TB: The William Giraldi essay in your book includes a few great Hannah quotes and one of my most favorite Hannah lines: “I want to sleep in her uterus with my foot hanging out.”
LB: I think my favorite lines from Barry’s work are at the end of “Mother Mouth”:
Because there ain’t anything like Mama Nooky. Ask all them soldiers that lay dying on the fields of that great war you weren’t in.
I also adore those lines in Ray between Ray and his nephew:
“Promise me something Uncle Ray?”
“That when I die I won’t be from Ohio.”
And these lines from “Love Too Long”:
She was lovely. But her personality was a disease. It was slow murder.
What attracts me to most of Hannah’s work is the poetic cadence imbued in his prose lines, especially the intensity of his rhythm such as you find in the story “Bats Out of Hell Division.”
TB: Hannah’s strength as a teacher and a guide come out clearly in the essays, but there’s also a lot of allusion to how difficult, argumentative, and even litigious he could be. Seems like a tricky character. Was there a lot of drama and divisiveness around him or did people generally understand that the positives outweighed the negatives?
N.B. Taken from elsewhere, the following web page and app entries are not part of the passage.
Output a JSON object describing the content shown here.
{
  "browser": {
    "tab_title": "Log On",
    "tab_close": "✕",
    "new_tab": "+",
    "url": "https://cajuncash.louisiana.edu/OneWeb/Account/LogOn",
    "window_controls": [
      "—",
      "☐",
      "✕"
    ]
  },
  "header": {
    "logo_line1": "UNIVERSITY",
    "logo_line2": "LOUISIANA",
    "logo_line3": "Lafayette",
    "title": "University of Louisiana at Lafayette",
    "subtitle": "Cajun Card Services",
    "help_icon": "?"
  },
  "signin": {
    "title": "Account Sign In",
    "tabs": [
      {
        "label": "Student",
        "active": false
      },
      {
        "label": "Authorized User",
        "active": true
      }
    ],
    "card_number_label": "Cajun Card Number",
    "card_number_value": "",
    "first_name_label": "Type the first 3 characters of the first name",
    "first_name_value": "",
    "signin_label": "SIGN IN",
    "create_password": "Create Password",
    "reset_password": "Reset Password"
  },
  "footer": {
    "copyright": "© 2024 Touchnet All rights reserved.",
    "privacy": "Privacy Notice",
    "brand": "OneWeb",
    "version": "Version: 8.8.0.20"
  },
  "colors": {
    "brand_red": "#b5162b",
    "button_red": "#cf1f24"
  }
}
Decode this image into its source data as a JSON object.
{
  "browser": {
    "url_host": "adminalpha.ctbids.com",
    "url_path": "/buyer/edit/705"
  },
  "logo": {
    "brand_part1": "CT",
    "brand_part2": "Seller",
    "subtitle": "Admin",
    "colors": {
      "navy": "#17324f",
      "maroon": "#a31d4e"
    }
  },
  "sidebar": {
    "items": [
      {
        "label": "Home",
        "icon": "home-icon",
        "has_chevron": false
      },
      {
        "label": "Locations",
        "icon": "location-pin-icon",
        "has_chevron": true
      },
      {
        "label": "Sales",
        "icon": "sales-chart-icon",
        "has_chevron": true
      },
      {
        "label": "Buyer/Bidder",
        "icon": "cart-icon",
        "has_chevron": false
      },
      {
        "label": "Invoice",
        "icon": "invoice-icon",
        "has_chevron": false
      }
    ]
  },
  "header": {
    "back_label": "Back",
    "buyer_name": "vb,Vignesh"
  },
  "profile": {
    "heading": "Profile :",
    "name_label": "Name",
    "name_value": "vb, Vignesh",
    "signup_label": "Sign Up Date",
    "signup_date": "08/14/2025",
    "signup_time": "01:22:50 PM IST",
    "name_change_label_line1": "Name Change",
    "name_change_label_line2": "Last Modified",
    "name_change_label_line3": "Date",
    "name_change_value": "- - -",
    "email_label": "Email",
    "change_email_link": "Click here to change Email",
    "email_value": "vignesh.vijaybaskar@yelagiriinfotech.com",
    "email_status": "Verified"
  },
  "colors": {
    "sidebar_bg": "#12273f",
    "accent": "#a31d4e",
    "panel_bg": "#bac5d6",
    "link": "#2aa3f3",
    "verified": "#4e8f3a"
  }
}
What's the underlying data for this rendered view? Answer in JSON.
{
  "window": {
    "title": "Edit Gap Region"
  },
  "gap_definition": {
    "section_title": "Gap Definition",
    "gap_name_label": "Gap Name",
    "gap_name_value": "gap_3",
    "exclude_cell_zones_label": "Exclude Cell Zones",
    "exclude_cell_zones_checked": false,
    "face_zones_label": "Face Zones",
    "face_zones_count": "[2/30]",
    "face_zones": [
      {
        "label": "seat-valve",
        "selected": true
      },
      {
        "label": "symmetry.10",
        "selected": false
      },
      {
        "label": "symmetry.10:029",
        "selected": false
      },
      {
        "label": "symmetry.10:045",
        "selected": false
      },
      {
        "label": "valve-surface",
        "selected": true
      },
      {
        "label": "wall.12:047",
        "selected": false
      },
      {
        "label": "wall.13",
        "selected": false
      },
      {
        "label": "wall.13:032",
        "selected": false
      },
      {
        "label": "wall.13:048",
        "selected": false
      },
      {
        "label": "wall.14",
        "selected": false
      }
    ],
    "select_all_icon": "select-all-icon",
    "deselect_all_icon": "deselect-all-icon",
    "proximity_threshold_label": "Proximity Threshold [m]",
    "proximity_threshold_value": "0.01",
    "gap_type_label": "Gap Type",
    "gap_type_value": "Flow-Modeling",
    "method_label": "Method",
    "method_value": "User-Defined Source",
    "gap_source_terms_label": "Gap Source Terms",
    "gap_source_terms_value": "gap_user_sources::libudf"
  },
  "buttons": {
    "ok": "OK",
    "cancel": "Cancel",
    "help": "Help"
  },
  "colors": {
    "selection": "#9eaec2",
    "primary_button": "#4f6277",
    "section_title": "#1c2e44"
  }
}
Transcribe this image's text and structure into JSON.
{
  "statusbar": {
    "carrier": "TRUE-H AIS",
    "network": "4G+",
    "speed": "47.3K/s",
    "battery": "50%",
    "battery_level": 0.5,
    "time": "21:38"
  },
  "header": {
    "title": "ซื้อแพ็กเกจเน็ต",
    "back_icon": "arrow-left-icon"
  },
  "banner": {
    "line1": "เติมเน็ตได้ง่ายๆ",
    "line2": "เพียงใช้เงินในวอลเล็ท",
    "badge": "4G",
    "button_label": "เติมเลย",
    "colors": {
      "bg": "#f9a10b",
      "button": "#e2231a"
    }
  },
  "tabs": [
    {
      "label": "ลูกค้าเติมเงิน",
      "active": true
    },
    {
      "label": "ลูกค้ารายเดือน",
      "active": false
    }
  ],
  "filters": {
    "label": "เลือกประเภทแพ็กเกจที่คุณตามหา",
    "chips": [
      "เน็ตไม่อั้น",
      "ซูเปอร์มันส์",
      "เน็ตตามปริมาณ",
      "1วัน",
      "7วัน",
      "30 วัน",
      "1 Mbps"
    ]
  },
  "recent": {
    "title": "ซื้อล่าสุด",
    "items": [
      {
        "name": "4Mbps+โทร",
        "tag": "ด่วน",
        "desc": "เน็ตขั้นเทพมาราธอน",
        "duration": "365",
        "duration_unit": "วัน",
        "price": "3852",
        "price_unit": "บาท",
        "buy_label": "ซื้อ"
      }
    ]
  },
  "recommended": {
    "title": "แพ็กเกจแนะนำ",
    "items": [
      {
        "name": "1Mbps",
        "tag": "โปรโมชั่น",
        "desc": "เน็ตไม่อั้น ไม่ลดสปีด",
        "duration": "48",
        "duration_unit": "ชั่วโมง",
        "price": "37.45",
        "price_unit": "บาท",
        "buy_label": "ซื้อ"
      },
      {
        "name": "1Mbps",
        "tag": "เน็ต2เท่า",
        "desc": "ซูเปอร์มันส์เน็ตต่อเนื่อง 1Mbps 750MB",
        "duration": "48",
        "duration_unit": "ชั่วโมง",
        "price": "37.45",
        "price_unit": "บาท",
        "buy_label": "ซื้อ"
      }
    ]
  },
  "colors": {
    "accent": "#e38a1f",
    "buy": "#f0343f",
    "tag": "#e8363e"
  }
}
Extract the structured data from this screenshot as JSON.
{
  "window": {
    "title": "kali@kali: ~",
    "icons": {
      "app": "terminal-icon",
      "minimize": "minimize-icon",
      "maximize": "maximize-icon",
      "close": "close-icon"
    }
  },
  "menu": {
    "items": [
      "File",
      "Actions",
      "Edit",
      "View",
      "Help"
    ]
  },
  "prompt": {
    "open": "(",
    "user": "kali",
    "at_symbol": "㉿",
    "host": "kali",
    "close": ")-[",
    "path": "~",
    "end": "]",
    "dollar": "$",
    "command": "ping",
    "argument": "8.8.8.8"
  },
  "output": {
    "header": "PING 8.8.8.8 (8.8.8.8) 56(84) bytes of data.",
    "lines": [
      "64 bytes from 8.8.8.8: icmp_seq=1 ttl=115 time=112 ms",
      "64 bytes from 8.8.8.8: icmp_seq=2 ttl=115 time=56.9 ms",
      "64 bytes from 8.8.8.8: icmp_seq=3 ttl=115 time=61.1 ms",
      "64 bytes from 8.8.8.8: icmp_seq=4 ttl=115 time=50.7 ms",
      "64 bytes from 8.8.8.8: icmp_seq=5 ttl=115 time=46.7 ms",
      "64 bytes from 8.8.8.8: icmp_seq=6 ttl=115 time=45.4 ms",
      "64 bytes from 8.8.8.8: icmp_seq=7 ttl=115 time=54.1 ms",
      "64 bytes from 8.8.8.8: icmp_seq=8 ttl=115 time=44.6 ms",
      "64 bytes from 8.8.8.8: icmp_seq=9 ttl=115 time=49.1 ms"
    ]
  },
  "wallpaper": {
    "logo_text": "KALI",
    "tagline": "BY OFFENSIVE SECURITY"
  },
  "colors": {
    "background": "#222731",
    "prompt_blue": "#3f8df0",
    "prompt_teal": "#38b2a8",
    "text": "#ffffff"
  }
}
LB: Unlike a lot of students I went to graduate school with, I liked the way he conducted his workshops; he rarely gave concrete advice on how a story could be revised. For him, either a story worked or it didn’t. When he liked something you wrote it was the greatest high, and the lowest depths of hell when he didn’t like your story. The number of students who suffered tears in his classes is legendary. Fortunately for me, he was pretty much into what I was writing.
TB: Considering how many of his students contributed, this collection’s clear excellence serves as a wonderful testament to his work as a teacher. How did he influence your own writing?
LB: I’ll have to be blunt and say he hasn’t, except to the extent that I’ve tried to write with “brutal honesty.” But mostly it’s his voice that still lives and breaths through me.
TB: Have they put a headstone on his grave yet?
LB: Yes, he’s buried in Oxford Cemetery, right down the hill from Faulkner.